My Life in 1861 – Digital High School Project

There is a National educational initiative that is being launched in conjunction with the beginning of Abraham Lincoln’s presidency and the Civil War.

“National Park Service Memory Trail “Civil War to Civil Rights” A Digital
History Project for High School Students”

February 11-23, 2011, marks the 150th anniversary of president-elect Abraham Lincoln’s inaugural train trip from Springfield, Illinois to Washington, DC and the presidency of a nation on the eve of civil war. Inspired by that anniversary, the National Park Service invites high school classes from throughout the nation to join in a free national digital project on the broader theme of inaugurations – new beginnings.

The National Park Service invites students to create short digital narratives on one of three themes. My area in 1861 — students will create a portrait of where they live as it was just before Lincoln set off to Washington. A civil rights hero from my area one hundred years later, in 1961 — by seeking out and interviewing a veteran of the struggle for equal rights, or finding existing oral histories, and/or maps, photos, illustrations, census data, and local news stories and national park materials, students will tell the story of someone, some event, or controversy that inaugurated change around civil rights in the 1960s. The road ahead — students will define the changes they intend to inaugurate in their adult lives.
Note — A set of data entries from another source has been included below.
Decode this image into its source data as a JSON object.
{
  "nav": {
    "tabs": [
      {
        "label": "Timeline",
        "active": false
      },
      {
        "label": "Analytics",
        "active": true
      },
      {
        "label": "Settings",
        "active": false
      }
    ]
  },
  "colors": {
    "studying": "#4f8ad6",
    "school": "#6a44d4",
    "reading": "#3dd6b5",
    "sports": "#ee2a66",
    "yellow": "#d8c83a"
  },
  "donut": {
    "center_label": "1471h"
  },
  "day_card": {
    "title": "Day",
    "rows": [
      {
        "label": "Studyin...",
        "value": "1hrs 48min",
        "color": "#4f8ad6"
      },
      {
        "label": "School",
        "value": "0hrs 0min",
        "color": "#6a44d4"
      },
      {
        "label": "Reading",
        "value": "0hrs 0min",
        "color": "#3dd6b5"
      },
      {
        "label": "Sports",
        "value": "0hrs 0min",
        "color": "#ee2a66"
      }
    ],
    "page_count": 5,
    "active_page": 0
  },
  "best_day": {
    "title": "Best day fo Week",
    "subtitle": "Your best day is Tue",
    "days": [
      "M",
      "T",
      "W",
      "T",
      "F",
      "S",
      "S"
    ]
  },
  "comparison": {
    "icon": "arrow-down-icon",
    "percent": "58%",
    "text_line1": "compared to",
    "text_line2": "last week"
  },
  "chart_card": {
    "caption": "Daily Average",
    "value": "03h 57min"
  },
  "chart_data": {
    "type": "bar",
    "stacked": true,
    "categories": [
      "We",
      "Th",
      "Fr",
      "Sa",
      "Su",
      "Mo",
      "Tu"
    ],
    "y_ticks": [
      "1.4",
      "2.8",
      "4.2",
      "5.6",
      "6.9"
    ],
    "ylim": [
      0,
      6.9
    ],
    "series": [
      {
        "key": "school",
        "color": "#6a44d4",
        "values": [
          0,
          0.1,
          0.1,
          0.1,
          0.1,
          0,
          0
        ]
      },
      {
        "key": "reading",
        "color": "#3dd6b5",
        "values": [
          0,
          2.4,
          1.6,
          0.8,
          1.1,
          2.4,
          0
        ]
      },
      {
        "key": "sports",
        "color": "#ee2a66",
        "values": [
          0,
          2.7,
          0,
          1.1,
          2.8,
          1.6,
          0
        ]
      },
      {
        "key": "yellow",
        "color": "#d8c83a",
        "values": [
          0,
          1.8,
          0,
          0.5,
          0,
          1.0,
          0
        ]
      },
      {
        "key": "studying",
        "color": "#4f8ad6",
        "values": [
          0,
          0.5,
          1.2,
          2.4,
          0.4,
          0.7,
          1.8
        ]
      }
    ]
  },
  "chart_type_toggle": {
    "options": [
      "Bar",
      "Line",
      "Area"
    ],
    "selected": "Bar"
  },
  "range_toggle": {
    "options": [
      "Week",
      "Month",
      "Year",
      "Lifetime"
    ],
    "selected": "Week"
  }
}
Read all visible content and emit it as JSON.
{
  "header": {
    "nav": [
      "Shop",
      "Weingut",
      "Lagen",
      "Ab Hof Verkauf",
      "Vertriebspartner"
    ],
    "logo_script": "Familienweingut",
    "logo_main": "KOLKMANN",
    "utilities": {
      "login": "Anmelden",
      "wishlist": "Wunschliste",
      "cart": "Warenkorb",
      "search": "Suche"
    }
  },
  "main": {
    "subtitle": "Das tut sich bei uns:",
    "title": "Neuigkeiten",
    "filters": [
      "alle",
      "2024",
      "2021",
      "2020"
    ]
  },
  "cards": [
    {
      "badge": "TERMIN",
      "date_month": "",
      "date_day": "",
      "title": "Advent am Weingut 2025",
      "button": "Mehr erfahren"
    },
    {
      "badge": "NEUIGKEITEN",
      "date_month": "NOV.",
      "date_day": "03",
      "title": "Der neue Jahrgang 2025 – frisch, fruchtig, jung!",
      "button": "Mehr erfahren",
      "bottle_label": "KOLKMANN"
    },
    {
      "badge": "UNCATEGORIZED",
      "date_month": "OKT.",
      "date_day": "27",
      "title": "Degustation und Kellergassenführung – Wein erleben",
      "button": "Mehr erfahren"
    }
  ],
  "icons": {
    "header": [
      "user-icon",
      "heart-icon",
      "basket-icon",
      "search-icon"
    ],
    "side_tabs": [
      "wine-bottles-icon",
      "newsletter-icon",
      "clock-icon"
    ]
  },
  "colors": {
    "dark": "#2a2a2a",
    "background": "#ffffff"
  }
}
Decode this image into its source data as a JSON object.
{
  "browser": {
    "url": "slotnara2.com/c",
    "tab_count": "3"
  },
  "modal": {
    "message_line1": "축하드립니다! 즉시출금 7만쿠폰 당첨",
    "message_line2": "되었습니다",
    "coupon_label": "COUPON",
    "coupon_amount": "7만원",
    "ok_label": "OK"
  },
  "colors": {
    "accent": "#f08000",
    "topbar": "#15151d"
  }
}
Narratives will be gathered from schools throughout the nation and placed on a special National Park Service website which we are calling a “National Park Memory Trail.” The entry to the site will be a map and each accepted project will be a clickable “location” on the trail. Participating students, their communities, and a broad National Park audience of all ages will then be able to use the site as window into key moments in our national life, as they were experienced locally, and as a virtual memorial for the momentous journey upon which President Lincoln embarked 150 years ago. Students are encouraged to submit projects at any time through the remainder of the 2010-2011 school year. For more information visit the project web page at www.memorytrail.us.

In addition, the National Park Service is commemorating the 150 anniversary of President-elect Abraham Lincoln’s trip from Springfield, Illinois to Washington, DC, on February 11-23, 2011, by revisiting sixteen cities and towns at which Lincoln made remarks. The commemoration will highlight what Lincoln said in each community as he tried to reassure a nation on the verge of Civil War. The program will supplement Lincoln’s remarks with the story of Lincoln’s election, the turbulence that followed, and Lincoln’s steadfast commitment to the principles of the Declaration ofIndependence and the Constitution, despite threats to the nation and himself. For specific information on the program dates, times, and locations, please visit www.nps.gov/liho.